OKLAHOMA CITY — The calls started coming into the 911 emergency dispatch center shortly after 1 a.m. April 6, as two men drove through Tulsa neighborhoods shooting pedestrians at random: people crying, questioning, worried about their own safety, giving rushed reports of fallen victims bleeding and unmoving.
Ultimately, police would arrest the men and charge them with killing three people and critically injuring two others. But the call center dispatchers at the time had no way of knowing how badly the victims were hurt or whether the shooters would end up in jail. Easter weekend began with violence and a lack of closure, Tulsa region dispatch supervisor Kimberly Faxon said.
"We get firsthand exposure when people are at their most traumatized — people screaming or gunshots in the background," she said. "But then we don't always know the rest of the story. I don't care how hardened you think you are to the job, you can't be exposed to that and not have it affect you."
Emergency dispatch managers recognize the potential harm of long-term emotional trauma and urge employees to seek counseling assistance, as has been the case with Tulsa dispatchers, Faxon said. The availability and quality of mental health care has dramatically improved in the 17 years that she's been with the call center, but it remains a challenge.
According to the American Psychological Association, post-traumatic stress disorder, or PTSD, is an anxiety problem that develops in some people after extremely traumatic events, such as combat, crime, an accident or natural disaster. People with PTSD may relive those events in the form of intrusive memories, flashbacks and nightmares. They may also avoid anything that reminds them of the trauma and have anxious feelings so intense that their lives are disrupted.
Call center operators handling 911 emergency calls can develop such symptoms even at a distance, according to a study by Northern Illinois University psychologist Michelle Lilly and former dispatcher Heather Pierce recently published in the Journal of Traumatic Stress. About one in 30 respondents reported symptoms severe enough to merit a PTSD diagnosis, they said, which suggests that the formal definition of traumatic event needs to be expanded by professionals in the field.
Regardless of whether the experience is identified as PTSD, Greg Giltner said he has seen enough examples of emotional distress to know that dispatchers need more support. Giltner, a sergeant and chaplain with the Oklahoma City Police Department, helps manage the central region 911 call center.
In both Oklahoma City and Tulsa, distressed dispatchers can immediately reach out to co-workers trained in peer support. The centers also have chaplains and psychiatrists on staff, backed up by an employee assistance program.
Giltner agreed with Faxon that employees are reluctant to seek out assistance because they see it as a weakness or social stigma. Even when such services are offered and people are prodded in that direction, some still balk. Giltner said the police department has gotten wiser over the years about how to deal with the challenge.
"You can lead a horse to water, but you can't make it drink," he said. "Forcing employees didn't work. So what we've done is changed our training and addressed our hiring practices: When new dispatchers and police officers are hired, they're told upfront that when they're involved in a critical incident, a chaplain or peer-support volunteer will come assist you in some way."

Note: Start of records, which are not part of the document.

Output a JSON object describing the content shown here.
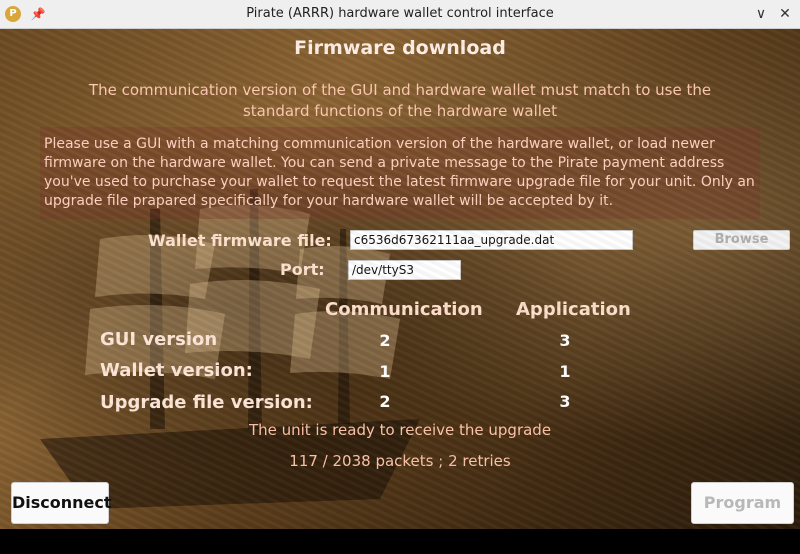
{
  "window": {
    "title": "Pirate (ARRR) hardware wallet control interface",
    "app_icon": "pirate-logo-icon",
    "pin_icon": "pin-icon",
    "minimize_glyph": "∨",
    "close_glyph": "✕"
  },
  "page": {
    "heading": "Firmware download",
    "subtitle": "The communication version of the GUI and hardware wallet must match to use the standard functions of the hardware wallet",
    "info": "Please use a GUI with a matching communication version of the hardware wallet, or load newer firmware on the hardware wallet. You can send a private message to the Pirate payment address you've used to purchase your wallet to request the latest firmware upgrade file for your unit. Only an upgrade file prapared specifically for your hardware wallet will be accepted by it."
  },
  "form": {
    "firmware_label": "Wallet firmware file:",
    "firmware_value": "c6536d67362111aa_upgrade.dat",
    "browse_label": "Browse",
    "port_label": "Port:",
    "port_value": "/dev/ttyS3"
  },
  "versions": {
    "col_communication": "Communication",
    "col_application": "Application",
    "rows": [
      {
        "label": "GUI version",
        "communication": "2",
        "application": "3"
      },
      {
        "label": "Wallet version:",
        "communication": "1",
        "application": "1"
      },
      {
        "label": "Upgrade file version:",
        "communication": "2",
        "application": "3"
      }
    ]
  },
  "status": {
    "ready": "The unit is ready to receive the upgrade",
    "progress": "117 / 2038 packets ; 2 retries"
  },
  "buttons": {
    "disconnect": "Disconnect",
    "program": "Program"
  },
  "colors": {
    "accent_text": "#ffd9c2",
    "disabled_text": "#b8b8b8"
  }
}
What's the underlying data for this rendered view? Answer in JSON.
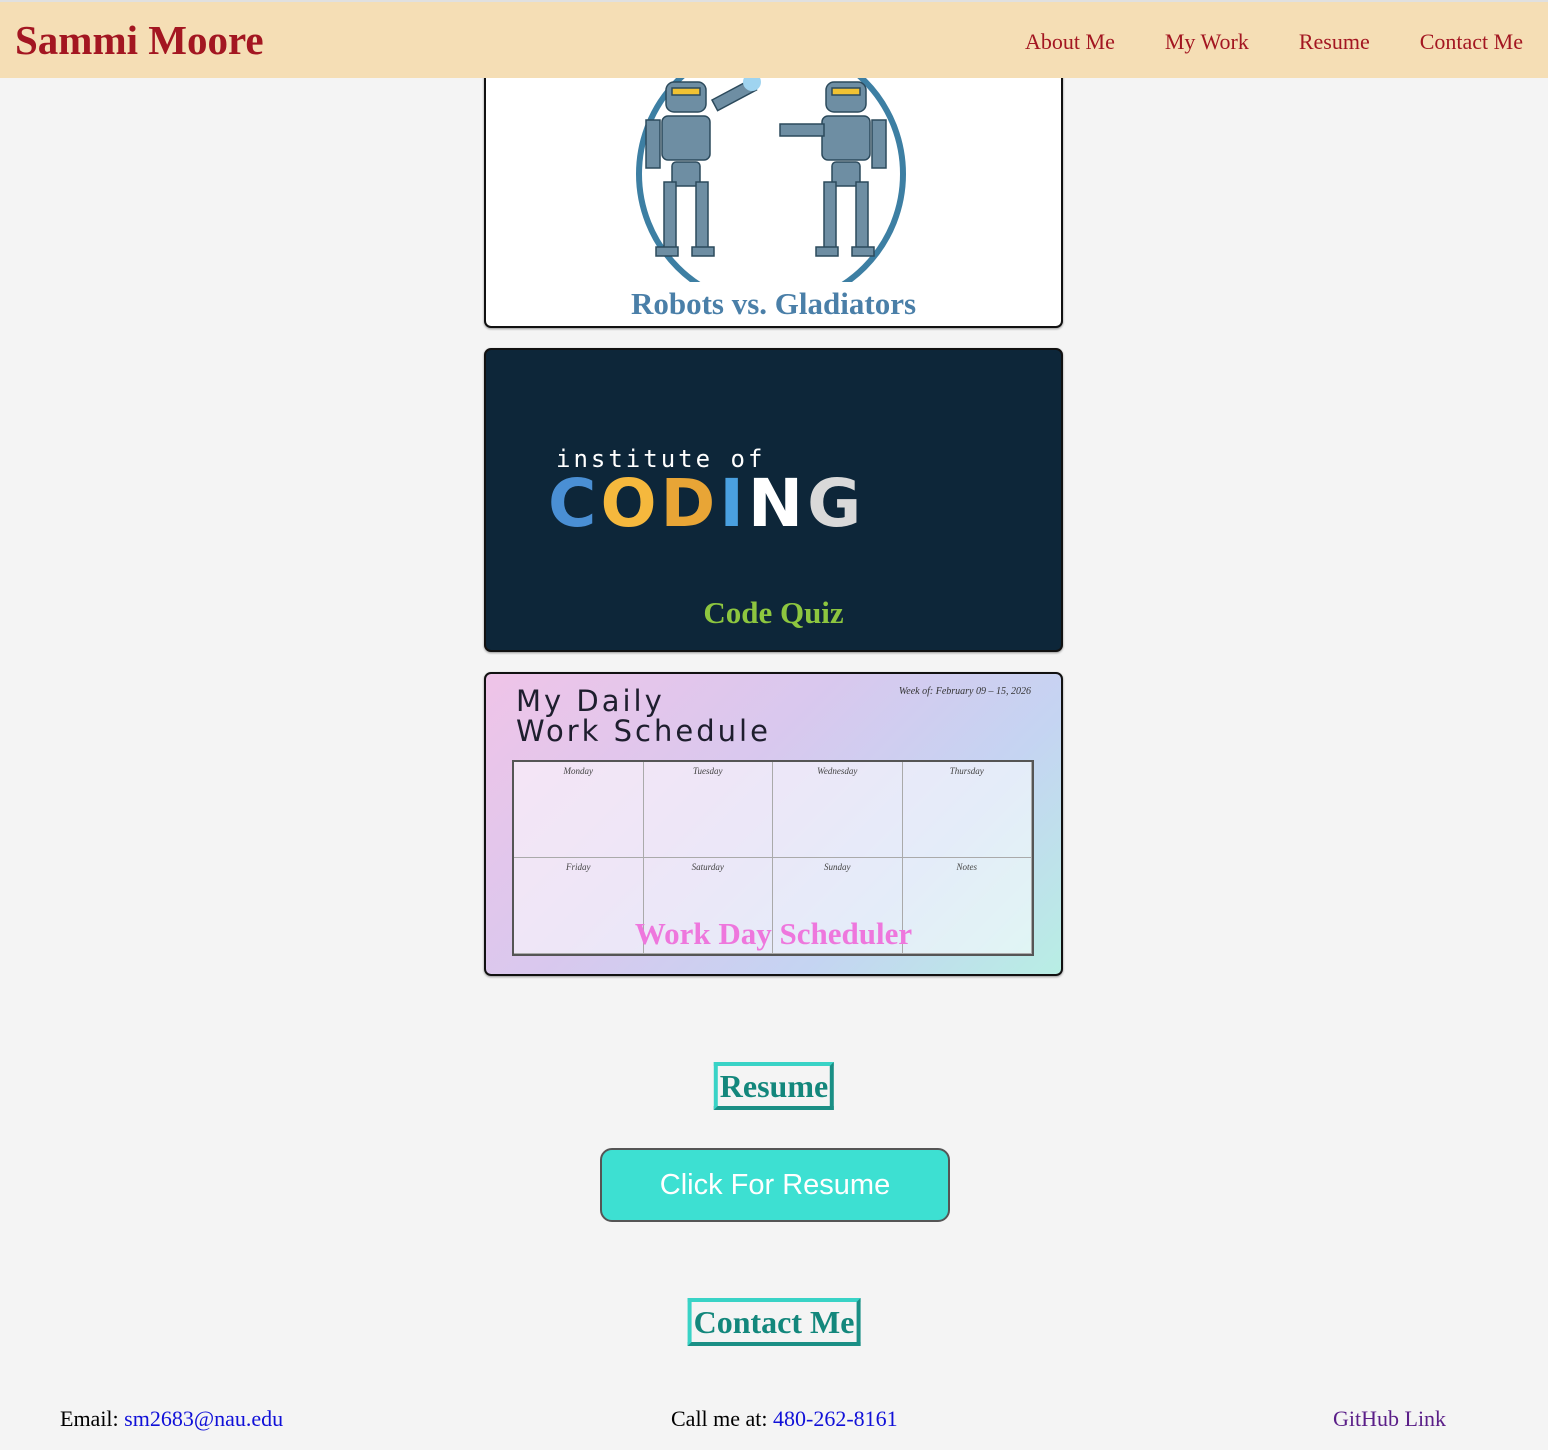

Managers choose their words carefully, he said people dig in their heels at mandatory counseling while required debriefings are more easily accepted. Over time, with each new hire, the culture will change and people will come to accept the need for emotional support, he said.
Psychologist Mary Mihelich Ventonis said counseling is akin to brushing teeth twice a day to maintain good oral hygiene.
"It's prophylactic maintenance," she said.
Therapists need professional support as well for much the same reason, she said.
In her private practice in Tulsa, Ventonis specializes in PTSD. She has worked around the world with U.S. military families. Several commanders require that their soldiers visit therapists to help them process their experiences before redeployment, she said. Emergency dispatchers would benefit from similar programs.
"Otherwise you stand the risk of it becoming a lifelong emotional injury," Ventonis said.
Ventonis said it's important to recognize that some people are better suited for dealing with trauma, so assumptions and comparisons with other employees should be avoided. On the whole, however, it's better to be proactive and provide more assistance than not enough.
Faxon said that the days of silently toughing out emotional distress alone have passed and the workplace is better for it. She agreed that more work is necessary.
"At some level, even though they seem to handle it pretty well, I think they still are affected," she said. "I'm speaking from personal experience: When I was a very new dispatcher, we had a flood in Tulsa and I had a lady who drowned waiting for help. It affected me, and still to this day I think of that. I'll always carry regret that I wasn't able to get help to that woman in time. It stays with you."
For the Tulsa dispatchers who worked the Easter weekend shootings, the situation is a little different, Faxon said.
"There were numerous calls that were coming in at the time, which means a lot of our dispatchers were involved with the same event. And I think in the end that's made a difference because they can talk about it with each other," she said. "It helps to have someone you can talk to."